By Timothy Byrne
As Catholic Christians, faith may be personal but never private. Our faith is communal and isolation is the enemy of a communal faith. In 1 Corinthians 12:27 it says, “Now you are the body of Christ, and each one of you is part of it”. When we are baptised, we become part of the same body of Christ. We are not called to only focus on our own journey towards heaven, but to desire goodness in our fellow brothers and sisters. In that way, we do not become Holy by ourselves but together as one community.
Some might feel that their faith is only between oneself and God, and worry about “interfering” in someone else’s life. However, Jesus never intended us to walk our faith journeys alone. In Luke 10:1, Jesus sent out the 72 in pairs to share the word of God. In Hebrews 3:12-14, St Paul encourages the Hebrew community to continue spurring each other to keep their eyes set on heaven. From both these examples, we see there is a clear call for us to share our faith, to fight not only for our own salvation but also for those who we, as Catholic Christians, have been baptised into the same body of Christ with us.
As shared in “Personal Faith”, faith is a grace given to us by God to perceive it. However, in our own human nature, we sometimes find it difficult to see God’s hands in our lives. That is where the importance of community comes in. There will be times when we will be prideful in our own faith and lives and unknowingly be straying from God. We need the loving touch of our community members to guide us and hold us true to what God desires for us (Galatians 6:2).
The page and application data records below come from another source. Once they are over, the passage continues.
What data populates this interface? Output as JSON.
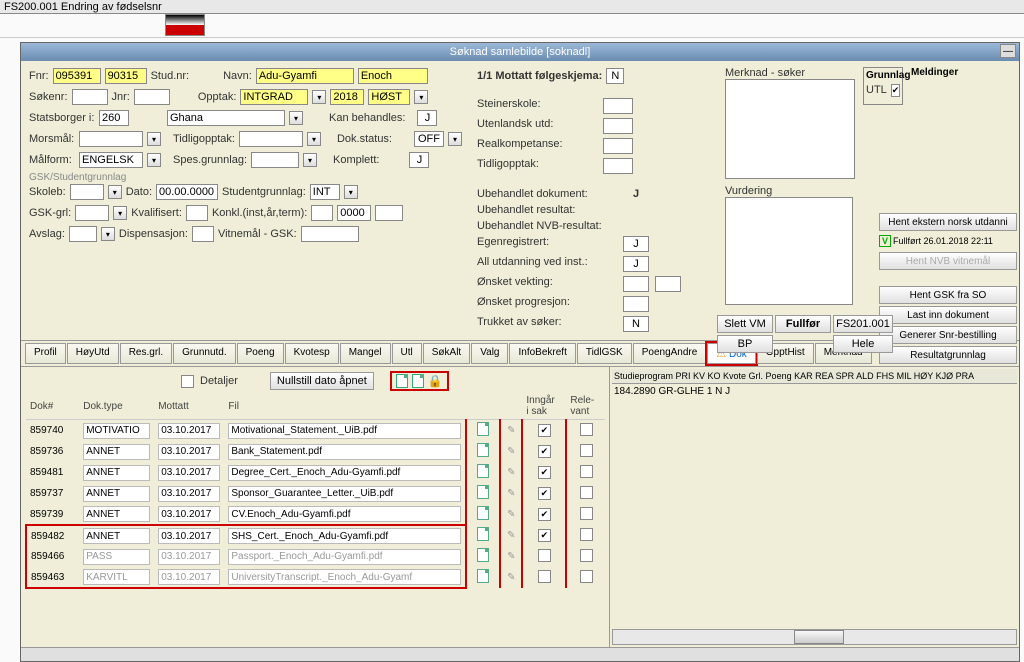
{
  "topbar": {
    "title": "FS200.001 Endring av fødselsnr"
  },
  "window": {
    "title": "Søknad samlebilde  [soknadl]"
  },
  "form": {
    "fnr_lbl": "Fnr:",
    "fnr1": "095391",
    "fnr2": "90315",
    "studnr_lbl": "Stud.nr:",
    "navn_lbl": "Navn:",
    "navn1": "Adu-Gyamfi",
    "navn2": "Enoch",
    "sokenr_lbl": "Søkenr:",
    "jnr_lbl": "Jnr:",
    "opptak_lbl": "Opptak:",
    "opptak": "INTGRAD",
    "year": "2018",
    "term": "HØST",
    "stats_lbl": "Statsborger i:",
    "stats_code": "260",
    "stats_country": "Ghana",
    "kanb_lbl": "Kan behandles:",
    "kanb": "J",
    "morsmal_lbl": "Morsmål:",
    "tidlig_lbl": "Tidligopptak:",
    "doks_lbl": "Dok.status:",
    "doks": "OFF",
    "malform_lbl": "Målform:",
    "malform": "ENGELSK",
    "spes_lbl": "Spes.grunnlag:",
    "komplett_lbl": "Komplett:",
    "komplett": "J",
    "gsk_lbl": "GSK/Studentgrunnlag",
    "skoleb_lbl": "Skoleb:",
    "dato_lbl": "Dato:",
    "dato": "00.00.0000",
    "studgr_lbl": "Studentgrunnlag:",
    "studgr": "INT",
    "gskgrl_lbl": "GSK-grl:",
    "kval_lbl": "Kvalifisert:",
    "konkl_lbl": "Konkl.(inst,år,term):",
    "konkl_year": "0000",
    "avslag_lbl": "Avslag:",
    "disp_lbl": "Dispensasjon:",
    "vitne_lbl": "Vitnemål - GSK:"
  },
  "mottatt": {
    "hdr": "1/1 Mottatt følgeskjema:",
    "val": "N",
    "merknad_lbl": "Merknad - søker",
    "stein_lbl": "Steinerskole:",
    "uten_lbl": "Utenlandsk utd:",
    "real_lbl": "Realkompetanse:",
    "tidl_lbl": "Tidligopptak:"
  },
  "vurdering_lbl": "Vurdering",
  "status2": {
    "ubeh1": "Ubehandlet dokument:",
    "ubeh1v": "J",
    "ubeh2": "Ubehandlet resultat:",
    "ubeh3": "Ubehandlet NVB-resultat:",
    "egen": "Egenregistrert:",
    "egenv": "J",
    "allutd": "All utdanning ved inst.:",
    "allutdv": "J",
    "vekt": "Ønsket vekting:",
    "prog": "Ønsket progresjon:",
    "trukk": "Trukket av søker:",
    "trukkv": "N"
  },
  "buttons": {
    "slettvm": "Slett VM",
    "bp": "BP",
    "fullfor": "Fullfør",
    "fs201": "FS201.001",
    "hele": "Hele"
  },
  "grunnlag": {
    "hdr": "Grunnlag",
    "val": "UTL"
  },
  "meldinger_hdr": "Meldinger",
  "rbtns": {
    "hent_ekstern": "Hent ekstern norsk utdanni",
    "fullfort": "Fullført 26.01.2018 22:11",
    "hent_nvb": "Hent NVB vitnemål",
    "hent_gsk": "Hent GSK fra SO",
    "last_inn": "Last inn dokument",
    "generer": "Generer Snr-bestilling",
    "resultat": "Resultatgrunnlag"
  },
  "tabs": [
    "Profil",
    "HøyUtd",
    "Res.grl.",
    "Grunnutd.",
    "Poeng",
    "Kvotesp",
    "Mangel",
    "Utl",
    "SøkAlt",
    "Valg",
    "InfoBekreft",
    "TidlGSK",
    "PoengAndre",
    "Dok",
    "OpptHist",
    "Merknad"
  ],
  "active_tab": 13,
  "doc": {
    "detaljer_lbl": "Detaljer",
    "nullstill_btn": "Nullstill dato åpnet",
    "cols": {
      "dok": "Dok#",
      "type": "Dok.type",
      "mottatt": "Mottatt",
      "fil": "Fil",
      "inngar": "Inngår\ni sak",
      "rele": "Rele-\nvant"
    },
    "rows": [
      {
        "id": "859740",
        "type": "MOTIVATIO",
        "dato": "03.10.2017",
        "fil": "Motivational_Statement._UiB.pdf",
        "sak": true,
        "rel": false,
        "dim": false
      },
      {
        "id": "859736",
        "type": "ANNET",
        "dato": "03.10.2017",
        "fil": "Bank_Statement.pdf",
        "sak": true,
        "rel": false,
        "dim": false
      },
      {
        "id": "859481",
        "type": "ANNET",
        "dato": "03.10.2017",
        "fil": "Degree_Cert._Enoch_Adu-Gyamfi.pdf",
        "sak": true,
        "rel": false,
        "dim": false
      },
      {
        "id": "859737",
        "type": "ANNET",
        "dato": "03.10.2017",
        "fil": "Sponsor_Guarantee_Letter._UiB.pdf",
        "sak": true,
        "rel": false,
        "dim": false
      },
      {
        "id": "859739",
        "type": "ANNET",
        "dato": "03.10.2017",
        "fil": "CV.Enoch_Adu-Gyamfi.pdf",
        "sak": true,
        "rel": false,
        "dim": false
      },
      {
        "id": "859482",
        "type": "ANNET",
        "dato": "03.10.2017",
        "fil": "SHS_Cert._Enoch_Adu-Gyamfi.pdf",
        "sak": true,
        "rel": false,
        "dim": false
      },
      {
        "id": "859466",
        "type": "PASS",
        "dato": "03.10.2017",
        "fil": "Passport._Enoch_Adu-Gyamfi.pdf",
        "sak": false,
        "rel": false,
        "dim": true
      },
      {
        "id": "859463",
        "type": "KARVITL",
        "dato": "03.10.2017",
        "fil": "UniversityTranscript._Enoch_Adu-Gyamf",
        "sak": false,
        "rel": false,
        "dim": true
      }
    ]
  },
  "study": {
    "hdr": "Studieprogram                           PRI KV KO Kvote         Grl.   Poeng   KAR REA  SPR ALD FHS MIL HØY KJØ PRA",
    "row": "184.2890   GR-GLHE                 1   N   J"
  }
}
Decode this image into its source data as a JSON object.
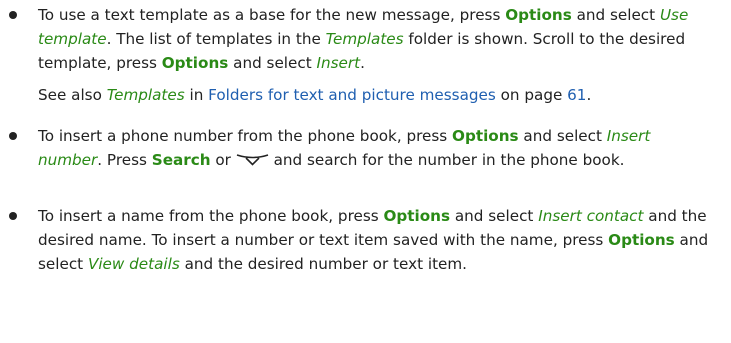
{
  "bullets": [
    {
      "t1": "To use a text template as a base for the new message, press ",
      "k1": "Options",
      "t2": " and select ",
      "k2": "Use template",
      "t3": ". The list of templates in the ",
      "k3": "Templates",
      "t4": " folder is shown. Scroll to the desired template, press ",
      "k4": "Options",
      "t5": " and select ",
      "k5": "Insert",
      "t6": "."
    },
    {
      "t1": "To insert a phone number from the phone book, press ",
      "k1": "Options",
      "t2": " and select ",
      "k2": "Insert number",
      "t3": ". Press ",
      "k3": "Search",
      "t4": " or ",
      "icon": "scroll-down-key-icon",
      "t5": " and search for the number in the phone book."
    },
    {
      "t1": "To insert a name from the phone book, press ",
      "k1": "Options",
      "t2": " and select ",
      "k2": "Insert contact",
      "t3": " and the desired name. To insert a number or text item saved with the name, press ",
      "k3": "Options",
      "t4": " and select ",
      "k4": "View details",
      "t5": " and the desired number or text item."
    }
  ],
  "see_also": {
    "t1": "See also ",
    "k1": "Templates",
    "t2": " in ",
    "link": "Folders for text and picture messages",
    "t3": " on page ",
    "page": "61",
    "t4": "."
  },
  "colors": {
    "key": "#2a8a16",
    "link": "#1f5fb0",
    "text": "#222222"
  }
}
Of course, that also requires us to have a degree of openness and trust in the community we have around us. In 1 Peter 3:8, Peter exhorts us to be loving in the way we approach community. We are called to have a “tender heart” and “humble mind”. We are invited to community as we are, but are called to allow the community to help us to grow towards more of what God desires of us. In essence, our brothers and sisters are a part of our salvation story. Jesus is our salvation, but being a part of a community helps us to cooperate more with Jesus.
In our own capacity, we too are called to be welcoming and invite people into our communities. Naturally, communities are full of many different walks of people. There will be those that we do not get along with. However, we are still called to imitate the love that God shows us to those we struggle with, even if we struggle with them! (1 Peter 4:9)
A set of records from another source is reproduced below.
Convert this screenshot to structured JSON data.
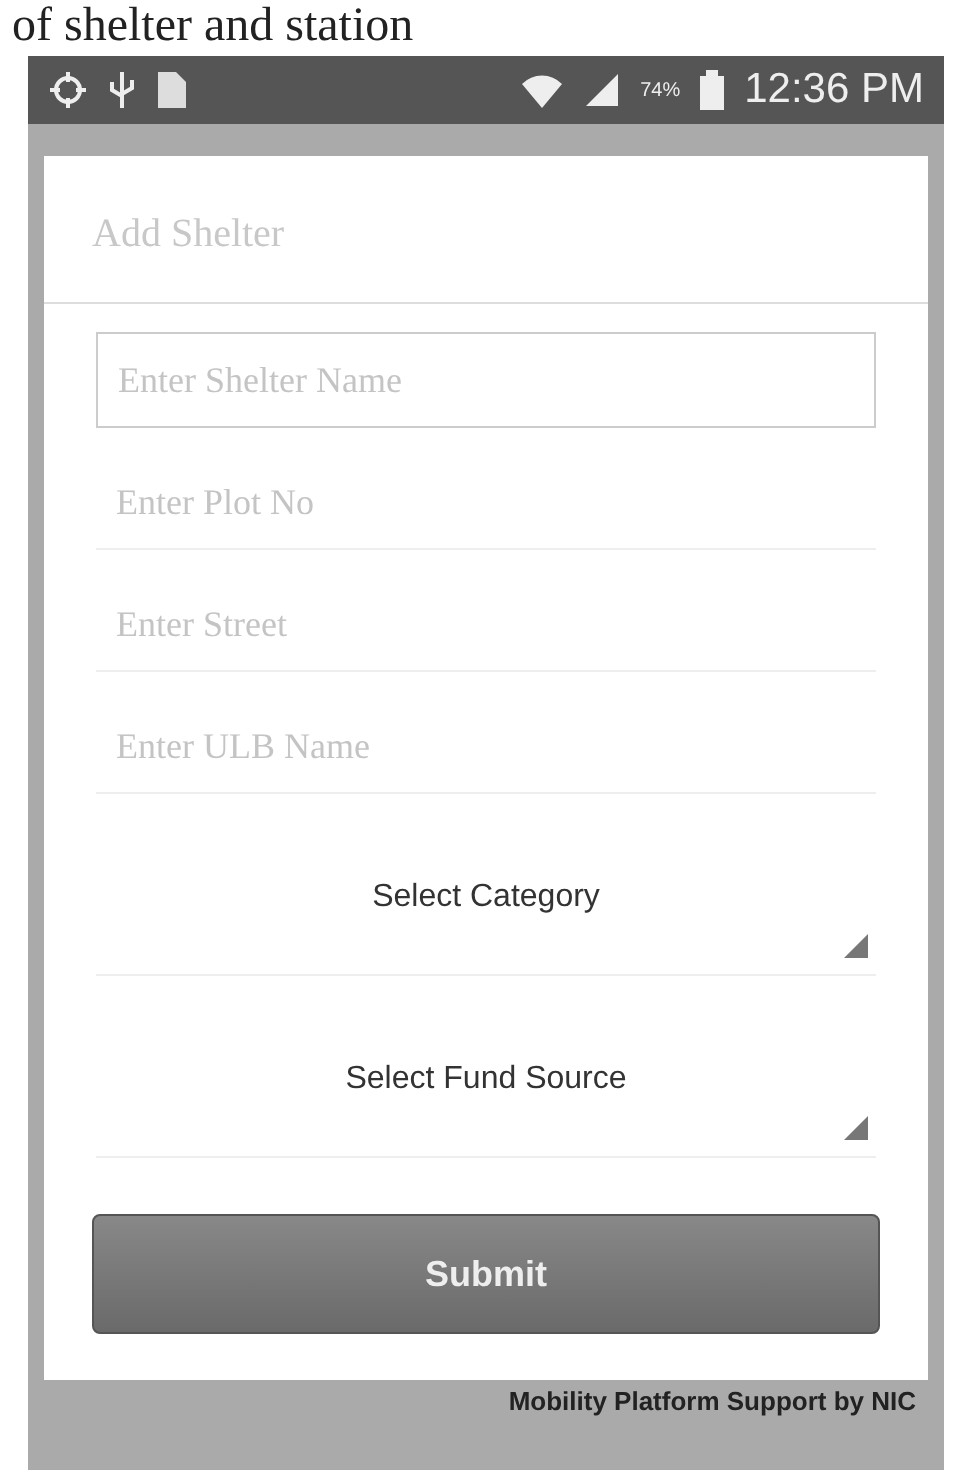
{
  "caption": "of shelter and station",
  "status_bar": {
    "battery": "74%",
    "time": "12:36 PM"
  },
  "dialog": {
    "title": "Add Shelter",
    "fields": [
      {
        "kind": "text",
        "placeholder": "Enter Shelter Name",
        "focused": true
      },
      {
        "kind": "text",
        "placeholder": "Enter Plot No",
        "focused": false
      },
      {
        "kind": "text",
        "placeholder": "Enter Street",
        "focused": false
      },
      {
        "kind": "text",
        "placeholder": "Enter ULB Name",
        "focused": false
      },
      {
        "kind": "spinner",
        "value": "Select Category"
      },
      {
        "kind": "spinner",
        "value": "Select Fund Source"
      }
    ],
    "submit": "Submit"
  },
  "footer": "Mobility Platform Support by NIC"
}
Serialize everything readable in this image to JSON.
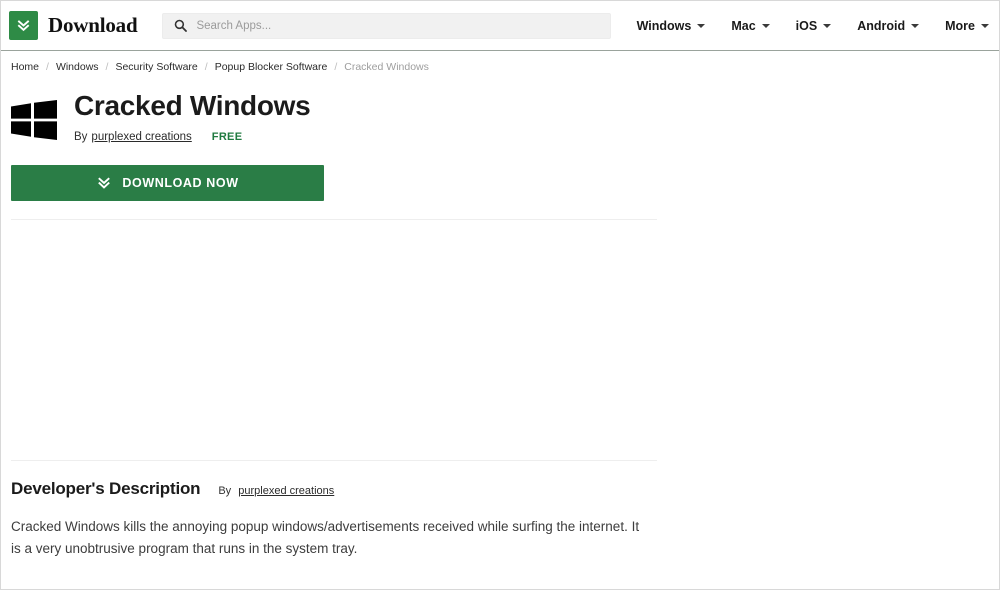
{
  "header": {
    "brand_name": "Download",
    "brand_icon": "double-chevron-down-icon",
    "search": {
      "placeholder": "Search Apps...",
      "value": "",
      "icon": "search-icon"
    },
    "nav": [
      {
        "label": "Windows",
        "caret": "chevron-down-icon"
      },
      {
        "label": "Mac",
        "caret": "chevron-down-icon"
      },
      {
        "label": "iOS",
        "caret": "chevron-down-icon"
      },
      {
        "label": "Android",
        "caret": "chevron-down-icon"
      },
      {
        "label": "More",
        "caret": "chevron-down-icon"
      }
    ]
  },
  "breadcrumb": {
    "separator": "/",
    "items": [
      {
        "label": "Home",
        "current": false
      },
      {
        "label": "Windows",
        "current": false
      },
      {
        "label": "Security Software",
        "current": false
      },
      {
        "label": "Popup Blocker Software",
        "current": false
      },
      {
        "label": "Cracked Windows",
        "current": true
      }
    ]
  },
  "app": {
    "icon": "windows-logo-icon",
    "title": "Cracked Windows",
    "by_label": "By",
    "author": "purplexed creations",
    "price": "FREE",
    "download_button": {
      "label": "DOWNLOAD NOW",
      "icon": "double-chevron-down-icon"
    }
  },
  "description": {
    "heading": "Developer's Description",
    "by_label": "By",
    "author": "purplexed creations",
    "body": "Cracked Windows kills the annoying popup windows/advertisements received while surfing the internet. It is a very unobtrusive program that runs in the system tray."
  },
  "colors": {
    "brand_green": "#2e8b46",
    "button_green": "#2a7d46",
    "price_green": "#1f7a3f",
    "text_dark": "#1b1b1b",
    "muted": "#9e9e9e",
    "search_bg": "#f1f1f1"
  }
}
Community stirs our faith, either through how we receive our community members or how we let ourselves be carried by others. Just like the parable of the paralytic man, Jesus saw the faith of his friends and said “your sins are forgiven”. We are all participants of the salvation story of those we journey with.
God’s love for us cannot lead us to salvation alone if we do not first love others. In 1 John 4:20, it says: Those who say, “I love God,” and hate their brothers or sisters, are liars; for those who do not love a brother or sister whom they have seen, cannot love God whom they have not seen.” There are times where we will struggle to love our fellow community members because of how different we are. This is because, as the saying goes, “hurting people hurt others” Perhaps our past sufferings and rejections have shaped our thinking towards certain situations, and we have learnt to protect ourselves by choosing to be cold. However, choosing to love even those who are difficult to love, we become witnesses and an embodiment to the divine love that transcends all human loves. For example, in John 4, we see how Jesus chose to show His love to the Samaritan woman who was shunned by her own community because of her past. Jesus showed her that her past did not define her, and similarly we too are called to bring His love into our wounded pasts. We allow our experience of God’s love to transform the way we love. In that way we take one step towards holiness.
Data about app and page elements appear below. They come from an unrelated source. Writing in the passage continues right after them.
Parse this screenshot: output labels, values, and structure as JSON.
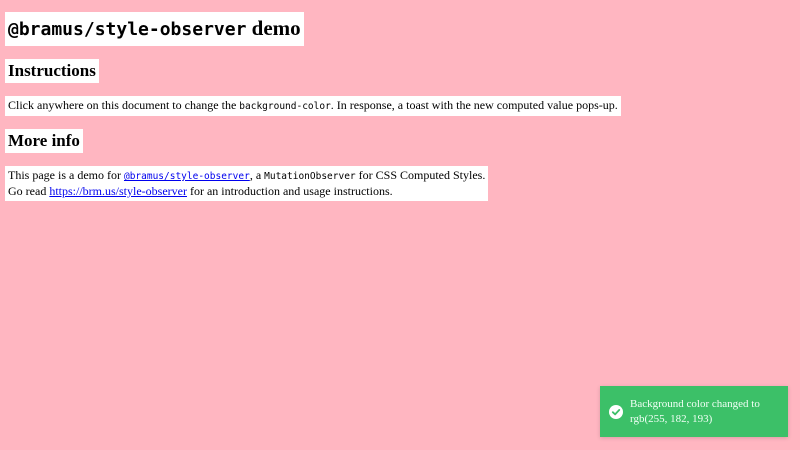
{
  "title": {
    "package": "@bramus/style-observer",
    "suffix": " demo"
  },
  "instructions": {
    "heading": "Instructions",
    "text_before": "Click anywhere on this document to change the ",
    "code": "background-color",
    "text_after": ". In response, a toast with the new computed value pops-up."
  },
  "more_info": {
    "heading": "More info",
    "line1_before": "This page is a demo for ",
    "line1_link": "@bramus/style-observer",
    "line1_middle": ", a ",
    "line1_code": "MutationObserver",
    "line1_after": " for CSS Computed Styles.",
    "line2_before": "Go read ",
    "line2_link": "https://brm.us/style-observer",
    "line2_after": " for an introduction and usage instructions."
  },
  "toast": {
    "line1": "Background color changed to",
    "line2": "rgb(255, 182, 193)",
    "icon": "check-circle-icon",
    "background": "#3cc068"
  },
  "colors": {
    "page_background": "#ffb6c1"
  }
}
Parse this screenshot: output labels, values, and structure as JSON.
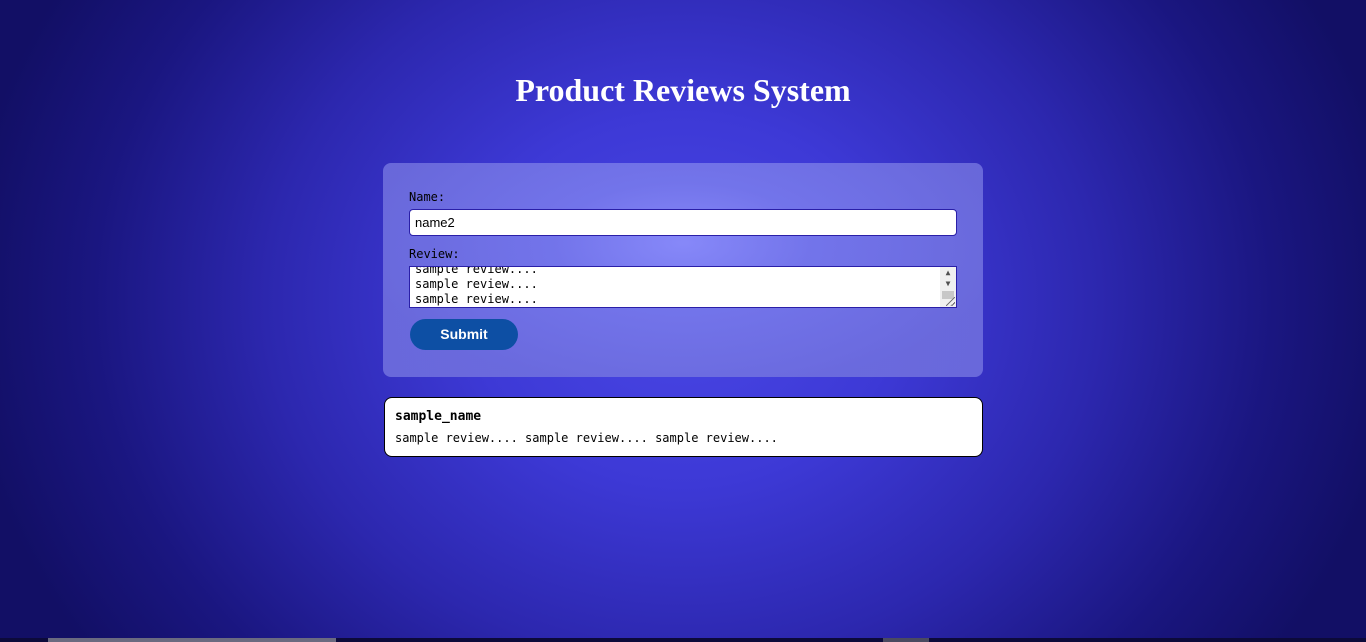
{
  "page": {
    "title": "Product Reviews System"
  },
  "form": {
    "name_label": "Name:",
    "name_value": "name2",
    "review_label": "Review:",
    "review_value": "sample review....\nsample review....\nsample review....",
    "submit_label": "Submit"
  },
  "reviews": [
    {
      "name": "sample_name",
      "text": "sample review.... sample review.... sample review...."
    }
  ],
  "colors": {
    "background": "#3d39d6",
    "form_card": "#7a7cec",
    "submit_button": "#0d4fa4",
    "input_border": "#2a1fa8"
  },
  "icons": {
    "scroll_up": "scroll-up-arrow-icon",
    "scroll_down": "scroll-down-arrow-icon",
    "resize": "resize-grip-icon"
  }
}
There is a term used called “my brother’s keeper”. It means that we watch over our fellow man/woman, showing a great amount of bravery, responsibility, and willingness to put others before ourselves. As an example, consider Cain and Abel’s story. They both made offerings to God; Cain chose some produce from his harvest while Abel brought the very best of his livestock as an offering to God. God accepted Abel’s offering and rejected Cain’s. In his anger, Cain killed his brother. When questioned by God, Cain replied with “Am I my brother’s keeper?”, telling God that he wasn’t responsible for his brother.Cain let jealousy take over him and put himself before Abel when he should have been celebrating God’s favor for his brother. Cain was called to rejoice in his brother’s salvation. How many of us struggle in our communities because we compare our faith with our other community members? How many of us seek to “be the better Catholic?” We are instead called to be our “brother’s keeper”, to fight for the faith lives of those around us and to rejoice in their salvation, just as Cain should have done.
Instead, we can look to the Gospel of Mark in the story of the paralytic man to understand what truly it means to be our brother’s keeper. In the Gospel of Mark, we hear about the 4 men who carried their paralytic friend to Jesus. The 4 men carried their friend on the stretcher, dug a hole in the roof and lowered their friend in front of Jesus. When Jesus saw the faith of the 4 friends, He healed the paralytic man. Similarly, through our love for our fellow brothers and sisters, we too can take part in their salvific journey. This is what it means to live a life for others, and not just ourselves. A communal faith is to carry our brothers and sisters to Jesus, when they cannot do so themselves.